Considering this really is Llewyn’s show, the supporting cast stays in the background, essentially providing harmony vocals for his tune. Despite limited screen time, Mulligan leaves a forceful impression as a pragmatic singer utterly mortified that a stupid one-night-stand with Llewyn could have resulted in a pregnancy. Others, such as Justin Timberlake, Garrett Hedlund and John Goodman, really do feel like mere signposts along the way of Llewyn’s personal journey.
But whereas in the past the Coen brothers would sometimes settle for broad comedy in their bit players, the folks around Llewyn serve as opposing viewpoints to his desire to pursue pure folk music without settling for commercial accessibility. (Even here, though, the Coens don’t make him a caricature of the pretentious artiste. Audiences will recall that the brothers did something like that already with their biting satire Barton Fink, which won the Palme d’Or at Cannes 22 years ago.)
From a technical standpoint, Inside Llewyn Davis is glorious, starting with cinematographer Bruno Delbonnel’s de-saturated period look and production designer Jess Gonchor’s loving re-creation of 1960s New York. This isn’t a nostalgic New York, though: The Coens’ sharp dialogue and clear-eyed observations about Llewyn’s creative struggles keep the proceedings from being too cozy. As for the musical performances, they’re quite strong, with Isaac convincingly delivering his own vocals. Llewyn may never become a star, but this breakthrough role may make Isaac one.
Production company: Anton Capital Entertainment
International sales: StudioCanal, www.studiocanal.com
Producers: Scott Rudin, Ethan Coen, Joel Coen
Executive producers: Robert Graf, Olivier Courson, Ron Halpern
Cinematography: Bruno Delbonnel
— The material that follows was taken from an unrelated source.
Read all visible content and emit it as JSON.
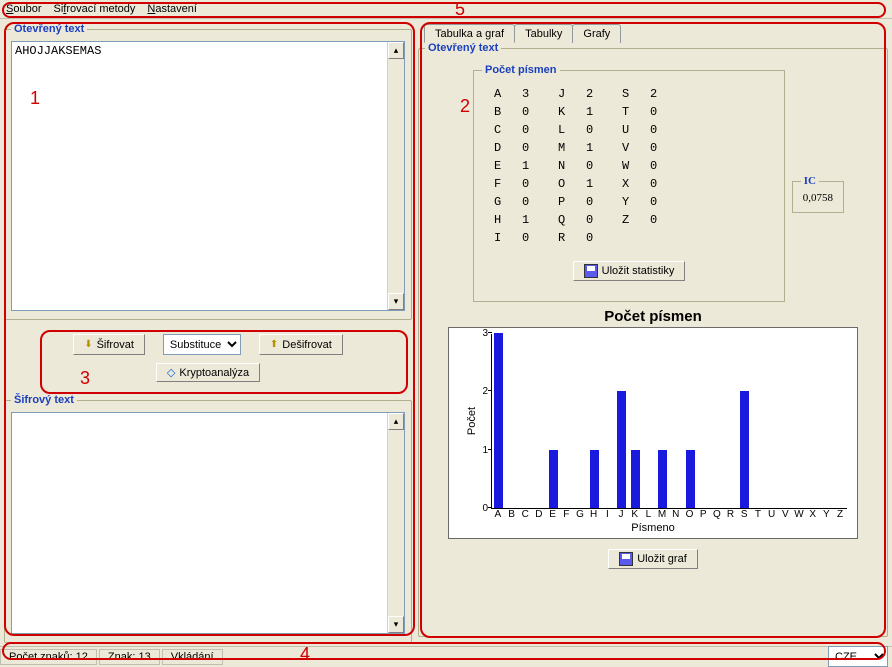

Production designer: Jess Gonchor
Editor: Roderick Jaynes
Main cast: Oscar Isaac, Carey Mulligan, John Goodman, Garrett Hedlund, F. Murray Abraham, Justin Timberlake